EXTRACTED MATERIAL:
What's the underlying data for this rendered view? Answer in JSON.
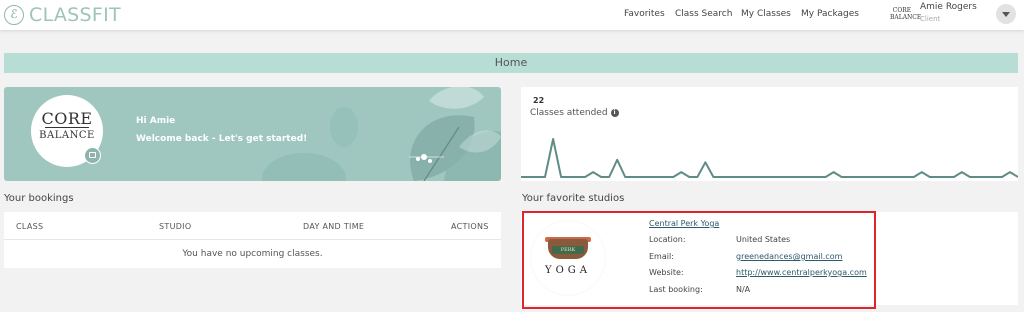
{
  "app": {
    "logo_mark": "ℰ",
    "logo_text": "CLASSFIT"
  },
  "nav": {
    "favorites": "Favorites",
    "class_search": "Class Search",
    "my_classes": "My Classes",
    "my_packages": "My Packages"
  },
  "user": {
    "avatar_line1": "CORE",
    "avatar_line2": "BALANCE",
    "name": "Amie Rogers",
    "role": "Client"
  },
  "page": {
    "title": "Home"
  },
  "hero": {
    "logo_line1": "CORE",
    "logo_line2": "BALANCE",
    "greeting": "Hi Amie",
    "welcome": "Welcome back - Let's get started!"
  },
  "stats": {
    "count": "22",
    "label": "Classes attended",
    "spark": [
      0,
      0,
      0,
      0,
      31,
      0,
      0,
      0,
      0,
      4,
      0,
      0,
      14,
      0,
      0,
      0,
      0,
      0,
      0,
      0,
      4,
      0,
      0,
      12,
      0,
      0,
      0,
      0,
      0,
      0,
      0,
      0,
      0,
      0,
      0,
      0,
      0,
      0,
      0,
      4,
      0,
      0,
      0,
      0,
      0,
      0,
      0,
      0,
      0,
      0,
      4,
      0,
      0,
      0,
      0,
      4,
      0,
      0,
      0,
      0,
      0,
      4,
      0
    ]
  },
  "bookings": {
    "section_title": "Your bookings",
    "columns": [
      "CLASS",
      "STUDIO",
      "DAY AND TIME",
      "ACTIONS"
    ],
    "empty_message": "You have no upcoming classes."
  },
  "favorites": {
    "section_title": "Your favorite studios",
    "studio": {
      "name": "Central Perk Yoga",
      "logo_cup_text": "PERK",
      "logo_word": "YOGA",
      "location_label": "Location:",
      "location": "United States",
      "email_label": "Email:",
      "email": "greenedances@gmail.com",
      "website_label": "Website:",
      "website": "http://www.centralperkyoga.com",
      "last_booking_label": "Last booking:",
      "last_booking": "N/A"
    }
  },
  "colors": {
    "accent": "#b8ddd5",
    "hero_bg": "#9fc7c0",
    "spark_line": "#5f8c86",
    "highlight": "#e0242b",
    "link": "#2e5a6b"
  }
}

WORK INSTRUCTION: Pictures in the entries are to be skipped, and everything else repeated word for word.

ANSWER SPACE:
What's the underlying data for this rendered view? Answer in JSON.
{
  "app": {
    "logo_mark": "ℰ",
    "logo_text": "CLASSFIT"
  },
  "nav": {
    "favorites": "Favorites",
    "class_search": "Class Search",
    "my_classes": "My Classes",
    "my_packages": "My Packages"
  },
  "user": {
    "avatar_line1": "CORE",
    "avatar_line2": "BALANCE",
    "name": "Amie Rogers",
    "role": "Client"
  },
  "page": {
    "title": "Home"
  },
  "hero": {
    "logo_line1": "CORE",
    "logo_line2": "BALANCE",
    "greeting": "Hi Amie",
    "welcome": "Welcome back - Let's get started!"
  },
  "stats": {
    "count": "22",
    "label": "Classes attended",
    "spark": [
      0,
      0,
      0,
      0,
      31,
      0,
      0,
      0,
      0,
      4,
      0,
      0,
      14,
      0,
      0,
      0,
      0,
      0,
      0,
      0,
      4,
      0,
      0,
      12,
      0,
      0,
      0,
      0,
      0,
      0,
      0,
      0,
      0,
      0,
      0,
      0,
      0,
      0,
      0,
      4,
      0,
      0,
      0,
      0,
      0,
      0,
      0,
      0,
      0,
      0,
      4,
      0,
      0,
      0,
      0,
      4,
      0,
      0,
      0,
      0,
      0,
      4,
      0
    ]
  },
  "bookings": {
    "section_title": "Your bookings",
    "columns": [
      "CLASS",
      "STUDIO",
      "DAY AND TIME",
      "ACTIONS"
    ],
    "empty_message": "You have no upcoming classes."
  },
  "favorites": {
    "section_title": "Your favorite studios",
    "studio": {
      "name": "Central Perk Yoga",
      "logo_cup_text": "PERK",
      "logo_word": "YOGA",
      "location_label": "Location:",
      "location": "United States",
      "email_label": "Email:",
      "email": "greenedances@gmail.com",
      "website_label": "Website:",
      "website": "http://www.centralperkyoga.com",
      "last_booking_label": "Last booking:",
      "last_booking": "N/A"
    }
  },
  "colors": {
    "accent": "#b8ddd5",
    "hero_bg": "#9fc7c0",
    "spark_line": "#5f8c86",
    "highlight": "#e0242b",
    "link": "#2e5a6b"
  }
}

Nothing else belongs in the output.